After a rough outing three months ago in a friendly defeat to Ukraine, defender John Brooks didn’t look like he had much chance to make the World Cup squad of 23.
A debutant the previous August in a friendly against Bosnia-Herzegovina, which occurred about three years after he’d played for the U.S. U-20s against Paraguay, Brooks -- like four other U.S. World Cup players -- could have opted to play for Germany. But instead the son of an American servicemen born in Berlin opted for the USA, and on the depth chart he edged past Quakes defender Clarence Goodson during the May training camp in Northern California.
At that camp, Omar Gonzalez lost his starting spot to Geoff Cameron, who going into the World Cup had played just four times alongside Matt Besler in central defense. They started against Ghana and late in the first half, Besler started hobbling while holding his hamstring. His substitution at halftime was described as "a precaution" and it threw Brooks right into the fray, forcing him and Cameron to re-adjust on the fly.
Four minutes after Ghana equalized, both centerbacks came up for a corner kick in the 86th minute, a rather risky move when tied 1-1 in the final minutes of a World Cup group opener. Cameron's run took him outside of Brooks and Cameron nearly touched Graham Zusi's corner, but Brooks nailed a firm header on the bounce to score the winning goal.

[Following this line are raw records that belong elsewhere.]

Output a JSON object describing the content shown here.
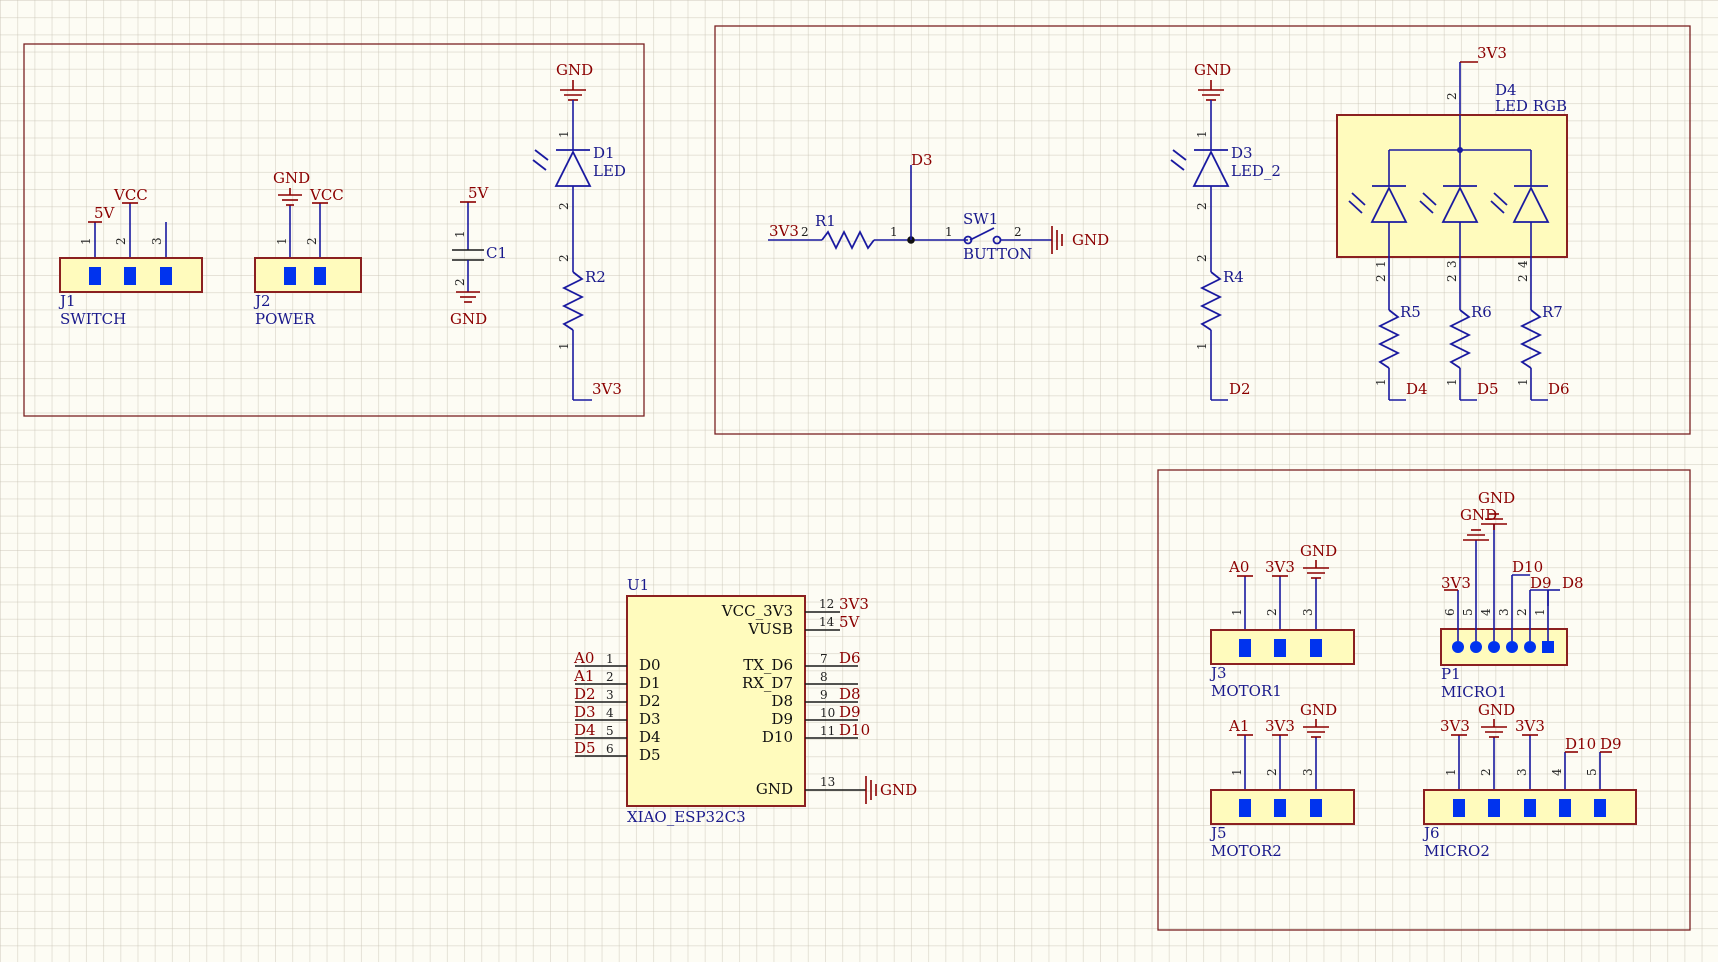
{
  "nets": {
    "gnd": "GND",
    "vcc": "VCC",
    "v5": "5V",
    "v3v3": "3V3",
    "d0": "D0",
    "d1": "D1",
    "d2": "D2",
    "d3": "D3",
    "d4": "D4",
    "d5": "D5",
    "d6": "D6",
    "d8": "D8",
    "d9": "D9",
    "d10": "D10",
    "a0": "A0",
    "a1": "A1"
  },
  "components": {
    "j1": {
      "ref": "J1",
      "value": "SWITCH"
    },
    "j2": {
      "ref": "J2",
      "value": "POWER"
    },
    "c1": {
      "ref": "C1"
    },
    "d1": {
      "ref": "D1",
      "value": "LED"
    },
    "r2": {
      "ref": "R2"
    },
    "r1": {
      "ref": "R1"
    },
    "sw1": {
      "ref": "SW1",
      "value": "BUTTON"
    },
    "d3": {
      "ref": "D3",
      "value": "LED_2"
    },
    "r4": {
      "ref": "R4"
    },
    "d4": {
      "ref": "D4",
      "value": "LED RGB"
    },
    "r5": {
      "ref": "R5"
    },
    "r6": {
      "ref": "R6"
    },
    "r7": {
      "ref": "R7"
    },
    "u1": {
      "ref": "U1",
      "value": "XIAO_ESP32C3"
    },
    "j3": {
      "ref": "J3",
      "value": "MOTOR1"
    },
    "j5": {
      "ref": "J5",
      "value": "MOTOR2"
    },
    "p1": {
      "ref": "P1",
      "value": "MICRO1"
    },
    "j6": {
      "ref": "J6",
      "value": "MICRO2"
    }
  },
  "u1_pins": {
    "right_top": [
      "VCC_3V3",
      "VUSB"
    ],
    "right": [
      "TX_D6",
      "RX_D7",
      "D8",
      "D9",
      "D10"
    ],
    "left": [
      "D0",
      "D1",
      "D2",
      "D3",
      "D4",
      "D5"
    ],
    "gnd": "GND"
  },
  "pin_numbers": [
    "1",
    "2",
    "3",
    "4",
    "5",
    "6",
    "7",
    "8",
    "9",
    "10",
    "11",
    "12",
    "13",
    "14"
  ],
  "colors": {
    "wire": "#1a1aa0",
    "net": "#8b0000",
    "body": "#fffbbd",
    "pad": "#0033ee",
    "background": "#fdfcf4"
  }
}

partnership. During their national-team careers, Jermaine Jones and Kyle Beckerman have been dogged by persistent criticism. Jones is too hotheaded
and reckless, Beckerman isn't quick enough nor tough enough to handle the rigors of international play.
Solution: play them together, so Jones ruggedness and Beckermann's defensive savvy can complement each other. Head coach Jurgen Klinsmann used the three warmup games to test out numerous combinations and this one paid dividends in Natal.
The partnership wasn't perfect against Ghana, but both players were solid enough to frustrate the opposition and also recover from a few sloppy giveaways by Michael Bradley. Jones gave the Americans some muscle on the left side of midfield and a tough combatant on aerial balls.
Beckerman screened the back line tidily but also held up well in physical duels. Bradley often dropped back to flatten out the midfield diamond as the USA defended but the alignment led to many U.S. turnovers in the middle third, perhaps because the outlet passing angles were also narrowed.
Deuce does it again. Both goals actually came from set plays; the U.S, scored the fifth-fastest goal in World Cup history when DaMarcus Beasley and Jones relayed a throw-in from the left side to Clint Dempsey, who slalomed into the penalty area with three slick touches before slotting a superb shot inside the far post.
Dempsey needed medical attention to stem severe bleeding from his nose after a wild leg swing by John Boye (beaten on both U.S. goals) caught him in the face. The attack will be greatly depleted against Portugal in any case if Jozy Altidore's hamstring pull is at all serious, but Dempsey's sharp dribble and crisp finish reminded everyone as to who is the main U.S. scoring threat.